    Associations Between Prenatal Exposure to Serotonergic Medications and Biobehavioral Stress Regulation: Protocol for a Systematic Review and Meta-analysis

    No full text
    International audienceBackground: Up to 20% of mothers experience antenatal depression and approximately 30% of these women are treated with serotonergic psychotropic pharmacological therapy during pregnancy. Serotonergic antidepressants readily cross the placenta and the fetal blood-brain barrier, altering central synaptic serotonin signaling and potentially altering serotonin levels in the developing fetal brain. Objective: The aim of this study is to assess the impact of prenatal exposure to serotonergic antidepressants, accounting for maternal mood disturbances, on markers of stress regulation during childhood. Methods: We will follow PRISMA (Preferred Reporting Items for Systematic Reviews and Meta-Analyses) guidelines and will search MEDLINE, Embase, CINAHL, PsycINFO, and ClinicalTrials.gov for full-length studies that assessed physiological (eg, cortisol level, heart rate variability, salivary amylase, pupillary size, C-reactive protein) indices of stress regulation in children of pregnant people who were treated with a serotonergic antidepressant at any point during pregnancy. We will assess the quality of observational studies using the Newcastle-Ottawa Scale and the quality of experimental studies using the Cochrane risk-of-bias tool. When possible, we will conduct a random-effects meta-analysis. If meta-analysis is not possible, we will conduct a narrative review. If a sufficient number of studies are found, we will perform subgroup analysis and assess outcomes measured by drug class, dose, trimester of exposure, and child's age and gender. Results: We registered our review protocol with PROSPERO (International Prospective Register of Systematic Reviews; CRD42021275750), completed the literature search, and initiated title and abstract review in August 2021. We expect to finalize this review by April 2022. Conclusions: Findings should identify the impact of prenatal antidepressant effects on stress regulation and distinguish it from the impact of prenatal exposure to maternal mood disturbances. This review should inform decisions about serotonergic antidepressant use during pregnancy
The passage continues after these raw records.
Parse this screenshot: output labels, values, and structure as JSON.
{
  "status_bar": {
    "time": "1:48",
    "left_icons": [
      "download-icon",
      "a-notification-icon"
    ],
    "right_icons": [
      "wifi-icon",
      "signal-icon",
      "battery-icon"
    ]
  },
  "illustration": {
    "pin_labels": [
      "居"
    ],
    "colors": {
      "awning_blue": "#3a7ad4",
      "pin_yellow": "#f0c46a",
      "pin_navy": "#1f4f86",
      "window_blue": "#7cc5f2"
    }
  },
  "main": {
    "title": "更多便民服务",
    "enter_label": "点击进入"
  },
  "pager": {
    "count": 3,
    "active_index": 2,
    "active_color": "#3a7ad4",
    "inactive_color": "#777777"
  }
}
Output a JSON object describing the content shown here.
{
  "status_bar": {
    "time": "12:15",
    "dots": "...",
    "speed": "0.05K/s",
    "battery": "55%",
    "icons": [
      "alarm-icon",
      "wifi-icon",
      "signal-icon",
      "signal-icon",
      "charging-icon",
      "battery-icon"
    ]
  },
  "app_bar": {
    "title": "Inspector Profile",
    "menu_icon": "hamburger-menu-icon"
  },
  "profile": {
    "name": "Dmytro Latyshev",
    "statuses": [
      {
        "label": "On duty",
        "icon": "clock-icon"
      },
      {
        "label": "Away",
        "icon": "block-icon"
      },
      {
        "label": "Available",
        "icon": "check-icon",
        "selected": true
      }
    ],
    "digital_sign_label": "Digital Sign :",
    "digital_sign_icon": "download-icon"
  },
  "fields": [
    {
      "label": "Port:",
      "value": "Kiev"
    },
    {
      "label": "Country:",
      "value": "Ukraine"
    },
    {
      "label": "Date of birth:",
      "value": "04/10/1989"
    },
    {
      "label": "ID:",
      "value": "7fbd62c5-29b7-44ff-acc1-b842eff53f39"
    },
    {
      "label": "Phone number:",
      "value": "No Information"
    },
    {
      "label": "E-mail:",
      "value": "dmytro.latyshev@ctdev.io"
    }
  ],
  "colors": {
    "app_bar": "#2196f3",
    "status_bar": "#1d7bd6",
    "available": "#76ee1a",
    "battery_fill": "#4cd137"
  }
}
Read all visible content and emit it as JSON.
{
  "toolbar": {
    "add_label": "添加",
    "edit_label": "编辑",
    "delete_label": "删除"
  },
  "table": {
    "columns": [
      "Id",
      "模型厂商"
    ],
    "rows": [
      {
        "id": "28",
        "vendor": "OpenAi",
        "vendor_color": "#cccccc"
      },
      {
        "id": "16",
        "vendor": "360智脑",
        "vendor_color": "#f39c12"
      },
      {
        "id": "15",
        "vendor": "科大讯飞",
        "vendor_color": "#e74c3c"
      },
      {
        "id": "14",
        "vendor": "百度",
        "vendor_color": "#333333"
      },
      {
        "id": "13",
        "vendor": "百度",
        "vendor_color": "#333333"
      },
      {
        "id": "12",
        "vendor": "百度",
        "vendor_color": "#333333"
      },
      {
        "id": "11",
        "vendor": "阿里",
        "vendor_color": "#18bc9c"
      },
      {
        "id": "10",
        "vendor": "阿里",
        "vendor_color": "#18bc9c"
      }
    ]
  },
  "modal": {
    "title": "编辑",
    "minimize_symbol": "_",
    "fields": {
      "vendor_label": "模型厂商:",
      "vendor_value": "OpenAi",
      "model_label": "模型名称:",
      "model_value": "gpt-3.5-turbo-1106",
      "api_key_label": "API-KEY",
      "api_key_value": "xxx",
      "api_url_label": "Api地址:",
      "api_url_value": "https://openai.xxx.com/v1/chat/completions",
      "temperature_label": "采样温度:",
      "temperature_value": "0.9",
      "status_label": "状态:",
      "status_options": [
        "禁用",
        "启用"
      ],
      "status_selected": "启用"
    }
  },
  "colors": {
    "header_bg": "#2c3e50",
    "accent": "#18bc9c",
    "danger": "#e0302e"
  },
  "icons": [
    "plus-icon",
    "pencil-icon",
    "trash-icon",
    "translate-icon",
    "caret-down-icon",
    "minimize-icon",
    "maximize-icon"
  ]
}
    Incontinence and Nocturia in Older Adults After Hip Fracture: Analysis of a Secondary Outcome for a Parallel Group, Randomized Controlled Trial

    No full text
    Objective: To test the effect of a follow-up clinic on urinary incontinence (UI) and nocturia among older adults with hip fracture. Method: Fifty-three older adults (≥65 years) 3 to 12 months following hip fracture were enrolled and randomized to receive usual care plus the intervention (B4), or usual care (UC) only. The B4 group received management by health professionals, with need-based referrals. UI, nocturia, and quality of life were measured with questionnaires at baseline, 6 months, and 12 months. Results: There were 48 participants included in this analysis, and at baseline, 44% of study participants self-reported UI. At final assessment, six out of 24 B4 participants and 12 out of 24 UC participants reported UI. Four out of five study participants reported nocturia at baseline; this did not decrease during the study. Discussion : Following hip fracture, many older adults report UI and most report nocturia. Health professionals should be aware of the high occurrence of urinary symptoms among older adults post hip fracture